Every business in the PRC is required to have a legal representative, who is the main principal with the legal power to represent the PRC company in accordance with the law or articles of association of the company. The legal representative is appointed to act on the company’s behalf and has full access to the company, cash, and capital. A legal representative’s acts are binding on the company even if he/she is acting beyond his/her authorised scope.

Often, foreign owners or administrators are held ransom by these PRC legal representatives and are forced to negotiate a settlement with the legal representatives in return for their co-operation to hand control back to the owners.

However, the recent judgement of the Supreme People’s Court of the People’s Republic of China (SPC) in Sino-Environment Technology Group Limited v Thumb Env-Tech Group (Fujian) Co. Ltd (the Fujian Thumb case), may signal a change in the judicial attitude towards the previous impasse. In that judgement, the court recognised that a properly passed shareholder resolution of a PRC company is sufficient to change the legal representative of that company.

Summary of the Fujian Thumb Case

Thumb Env-Tech Group (Fujian) Co. Ltd (Fujian Thumb) was a wholly owned PRC operating subsidiary of Sino-Environment Technology Group Limited (Sino), a Singapore company.

On 30 June 2008, state approval was granted for Fujian Thumb to increase its registered capital from RMB 130 million to RMB 380 million. Fujian Thumb completed the registration of the change of the registered capital.

On 4 June 2010, Sino was placed into judicial management. On 20 January 2011 and 30 March 2012, the Sino judicial managers passed written shareholder resolutions to change the legal representative and directors of Fujian Thumb. The then PRC management of Fujian Thumb refused to recognise the changes.

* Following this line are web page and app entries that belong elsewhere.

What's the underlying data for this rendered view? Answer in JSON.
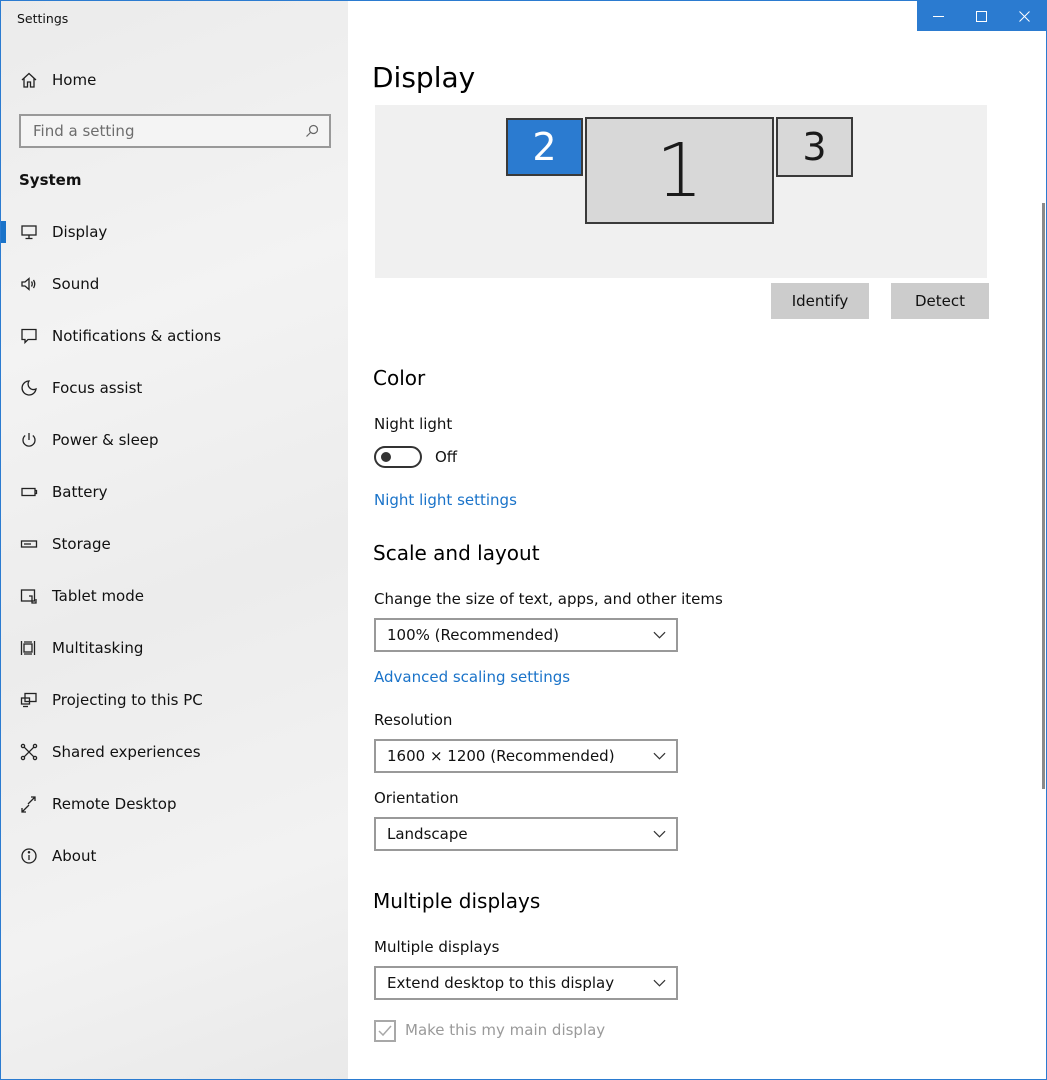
{
  "window": {
    "title": "Settings"
  },
  "sidebar": {
    "home_label": "Home",
    "search_placeholder": "Find a setting",
    "group_label": "System",
    "items": [
      {
        "label": "Display",
        "icon": "monitor-icon",
        "selected": true
      },
      {
        "label": "Sound",
        "icon": "speaker-icon"
      },
      {
        "label": "Notifications & actions",
        "icon": "speech-bubble-icon"
      },
      {
        "label": "Focus assist",
        "icon": "moon-icon"
      },
      {
        "label": "Power & sleep",
        "icon": "power-icon"
      },
      {
        "label": "Battery",
        "icon": "battery-icon"
      },
      {
        "label": "Storage",
        "icon": "storage-drive-icon"
      },
      {
        "label": "Tablet mode",
        "icon": "tablet-icon"
      },
      {
        "label": "Multitasking",
        "icon": "multitasking-icon"
      },
      {
        "label": "Projecting to this PC",
        "icon": "projecting-icon"
      },
      {
        "label": "Shared experiences",
        "icon": "shared-experiences-icon"
      },
      {
        "label": "Remote Desktop",
        "icon": "remote-desktop-icon"
      },
      {
        "label": "About",
        "icon": "info-icon"
      }
    ]
  },
  "main": {
    "title": "Display",
    "monitors": [
      "2",
      "1",
      "3"
    ],
    "identify_label": "Identify",
    "detect_label": "Detect",
    "color": {
      "title": "Color",
      "night_light_label": "Night light",
      "night_light_state": "Off",
      "night_light_settings_link": "Night light settings"
    },
    "scale": {
      "title": "Scale and layout",
      "size_label": "Change the size of text, apps, and other items",
      "size_value": "100% (Recommended)",
      "advanced_link": "Advanced scaling settings",
      "resolution_label": "Resolution",
      "resolution_value": "1600 × 1200 (Recommended)",
      "orientation_label": "Orientation",
      "orientation_value": "Landscape"
    },
    "multiple": {
      "title": "Multiple displays",
      "label": "Multiple displays",
      "value": "Extend desktop to this display",
      "main_display_label": "Make this my main display",
      "main_display_checked": true
    }
  },
  "colors": {
    "accent": "#2b7bd0",
    "link": "#1a73c9"
  }
}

On 27 April 2012, Fujian Thumb filed a lawsuit in the PRC to demand that Sino pay RMB 45 million for the increase in capital. In response, the Sino judicial managers filed a PRC lawsuit against Fujian Thumb on 16 May 2012 to confirm the validity of the resolution for the removal and appointment of directors and a legal representative of Fujian Thumb.

On 18 December 2012, the legal representative of Fujian Thumb was surreptitiously changed to another party by the then management of Fujian Thumb, without the authorisation of the Sino judicial managers. Sino challenged this action by filing a further PRC lawsuit requesting the cancellation of the said change.

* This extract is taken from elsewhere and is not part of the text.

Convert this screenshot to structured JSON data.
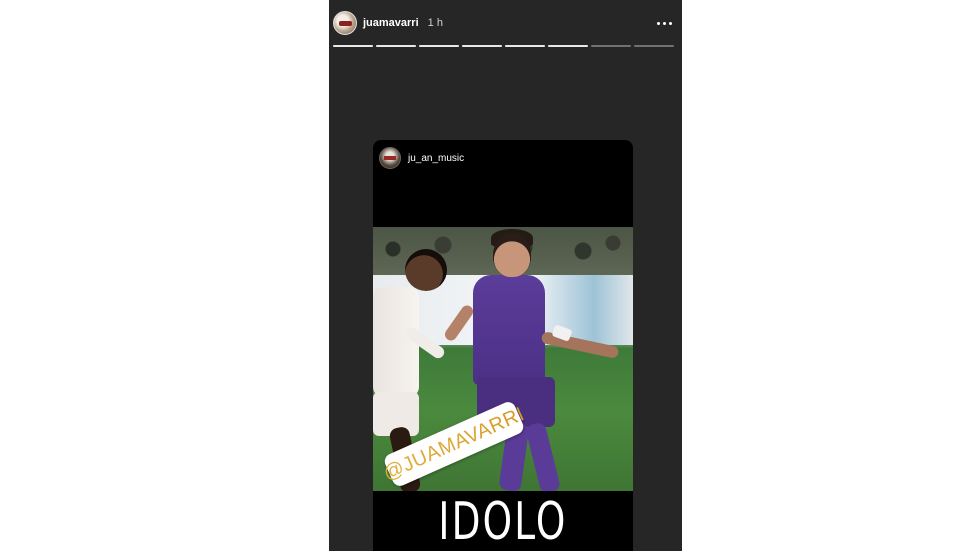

In its judgement, the SPC recognised that the filing of the 27 April 2012 lawsuit was not the true intention of Fujian Thumb, since the Sino judicial managers had at the time of filing already passed a resolution for the change of the Fujian Thumb legal representative. The SPC expressly recognised that a properly passed shareholder resolution of a PRC company is sufficient to change the legal representative of that company, and proceeded to dismiss the 27 April 2012 lawsuit.

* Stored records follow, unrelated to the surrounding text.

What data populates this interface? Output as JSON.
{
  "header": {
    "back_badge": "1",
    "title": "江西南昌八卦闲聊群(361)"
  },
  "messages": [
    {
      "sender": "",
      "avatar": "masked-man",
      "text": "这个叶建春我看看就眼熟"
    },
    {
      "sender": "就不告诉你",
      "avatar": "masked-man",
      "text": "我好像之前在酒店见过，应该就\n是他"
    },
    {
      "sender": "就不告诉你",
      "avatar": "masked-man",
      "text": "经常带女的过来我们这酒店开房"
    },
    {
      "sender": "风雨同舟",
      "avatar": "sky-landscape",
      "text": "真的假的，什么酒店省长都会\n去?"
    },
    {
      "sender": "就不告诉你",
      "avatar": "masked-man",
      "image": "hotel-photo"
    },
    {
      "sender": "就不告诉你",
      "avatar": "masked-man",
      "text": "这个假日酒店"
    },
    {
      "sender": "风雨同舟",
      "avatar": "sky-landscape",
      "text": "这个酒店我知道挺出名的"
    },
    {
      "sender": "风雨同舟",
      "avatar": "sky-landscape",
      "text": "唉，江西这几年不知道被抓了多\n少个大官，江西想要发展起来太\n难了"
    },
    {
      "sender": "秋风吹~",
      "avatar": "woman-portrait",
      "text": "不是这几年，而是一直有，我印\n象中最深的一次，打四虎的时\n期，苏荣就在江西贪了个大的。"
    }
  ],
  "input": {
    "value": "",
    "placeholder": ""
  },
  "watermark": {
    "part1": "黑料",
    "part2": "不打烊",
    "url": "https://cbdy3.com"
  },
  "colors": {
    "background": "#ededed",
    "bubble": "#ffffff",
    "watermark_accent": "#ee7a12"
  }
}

What can foreign shareholders expect?

Under the PRC legal system, the PRC’s written laws are the only sources of law that can be directly applied by courts in rendering decisions. Precedent case authorities, such as the Fujian Thumb case, are normally for general reference only and are not binding on other PRC courts in similar cases. That said, the pronouncement by the SPC is nevertheless of great significance, as it signals that the PRC courts are moving away from a strict interpretation of the PRC’s written laws, and are prepared to take a more pragmatic and commercialminded approach. If so, this can only augur well for doing business in the PRC, as well as restructuring and reorganising PRC business operations, and make the PRC more conducive for multi-national corporations. It nevertheless remains to be seen whether the provincial and local courts in the PRC will adopt a similar approach to the SPC’s.